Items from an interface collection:
++++

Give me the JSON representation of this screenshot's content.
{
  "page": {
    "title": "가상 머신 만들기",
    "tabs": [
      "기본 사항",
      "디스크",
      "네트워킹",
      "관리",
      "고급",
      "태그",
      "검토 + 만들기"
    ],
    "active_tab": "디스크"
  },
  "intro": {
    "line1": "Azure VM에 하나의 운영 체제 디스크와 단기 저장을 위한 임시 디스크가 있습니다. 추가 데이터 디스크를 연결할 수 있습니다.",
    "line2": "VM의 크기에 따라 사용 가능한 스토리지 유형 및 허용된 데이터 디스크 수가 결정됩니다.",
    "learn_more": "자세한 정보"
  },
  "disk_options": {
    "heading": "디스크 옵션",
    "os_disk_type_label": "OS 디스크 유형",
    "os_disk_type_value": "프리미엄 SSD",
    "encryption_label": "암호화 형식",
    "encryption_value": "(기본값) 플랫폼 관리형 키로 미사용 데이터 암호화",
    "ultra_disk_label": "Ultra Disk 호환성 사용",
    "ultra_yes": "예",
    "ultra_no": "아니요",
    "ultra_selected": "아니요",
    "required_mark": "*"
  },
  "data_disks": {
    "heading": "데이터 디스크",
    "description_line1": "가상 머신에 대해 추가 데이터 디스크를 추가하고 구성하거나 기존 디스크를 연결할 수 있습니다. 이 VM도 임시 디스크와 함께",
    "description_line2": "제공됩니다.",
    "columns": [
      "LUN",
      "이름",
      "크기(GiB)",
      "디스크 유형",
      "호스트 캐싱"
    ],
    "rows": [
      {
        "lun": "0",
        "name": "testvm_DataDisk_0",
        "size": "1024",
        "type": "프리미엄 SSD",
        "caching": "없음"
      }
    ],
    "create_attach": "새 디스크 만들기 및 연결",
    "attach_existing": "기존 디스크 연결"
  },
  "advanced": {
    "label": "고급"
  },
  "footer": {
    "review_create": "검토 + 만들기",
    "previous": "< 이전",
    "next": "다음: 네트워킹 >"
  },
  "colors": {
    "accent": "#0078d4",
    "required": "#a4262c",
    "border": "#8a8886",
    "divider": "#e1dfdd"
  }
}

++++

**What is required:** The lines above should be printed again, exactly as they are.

**Result for this exercise:**
Give me the JSON representation of this screenshot's content.
{
  "page": {
    "title": "가상 머신 만들기",
    "tabs": [
      "기본 사항",
      "디스크",
      "네트워킹",
      "관리",
      "고급",
      "태그",
      "검토 + 만들기"
    ],
    "active_tab": "디스크"
  },
  "intro": {
    "line1": "Azure VM에 하나의 운영 체제 디스크와 단기 저장을 위한 임시 디스크가 있습니다. 추가 데이터 디스크를 연결할 수 있습니다.",
    "line2": "VM의 크기에 따라 사용 가능한 스토리지 유형 및 허용된 데이터 디스크 수가 결정됩니다.",
    "learn_more": "자세한 정보"
  },
  "disk_options": {
    "heading": "디스크 옵션",
    "os_disk_type_label": "OS 디스크 유형",
    "os_disk_type_value": "프리미엄 SSD",
    "encryption_label": "암호화 형식",
    "encryption_value": "(기본값) 플랫폼 관리형 키로 미사용 데이터 암호화",
    "ultra_disk_label": "Ultra Disk 호환성 사용",
    "ultra_yes": "예",
    "ultra_no": "아니요",
    "ultra_selected": "아니요",
    "required_mark": "*"
  },
  "data_disks": {
    "heading": "데이터 디스크",
    "description_line1": "가상 머신에 대해 추가 데이터 디스크를 추가하고 구성하거나 기존 디스크를 연결할 수 있습니다. 이 VM도 임시 디스크와 함께",
    "description_line2": "제공됩니다.",
    "columns": [
      "LUN",
      "이름",
      "크기(GiB)",
      "디스크 유형",
      "호스트 캐싱"
    ],
    "rows": [
      {
        "lun": "0",
        "name": "testvm_DataDisk_0",
        "size": "1024",
        "type": "프리미엄 SSD",
        "caching": "없음"
      }
    ],
    "create_attach": "새 디스크 만들기 및 연결",
    "attach_existing": "기존 디스크 연결"
  },
  "advanced": {
    "label": "고급"
  },
  "footer": {
    "review_create": "검토 + 만들기",
    "previous": "< 이전",
    "next": "다음: 네트워킹 >"
  },
  "colors": {
    "accent": "#0078d4",
    "required": "#a4262c",
    "border": "#8a8886",
    "divider": "#e1dfdd"
  }
}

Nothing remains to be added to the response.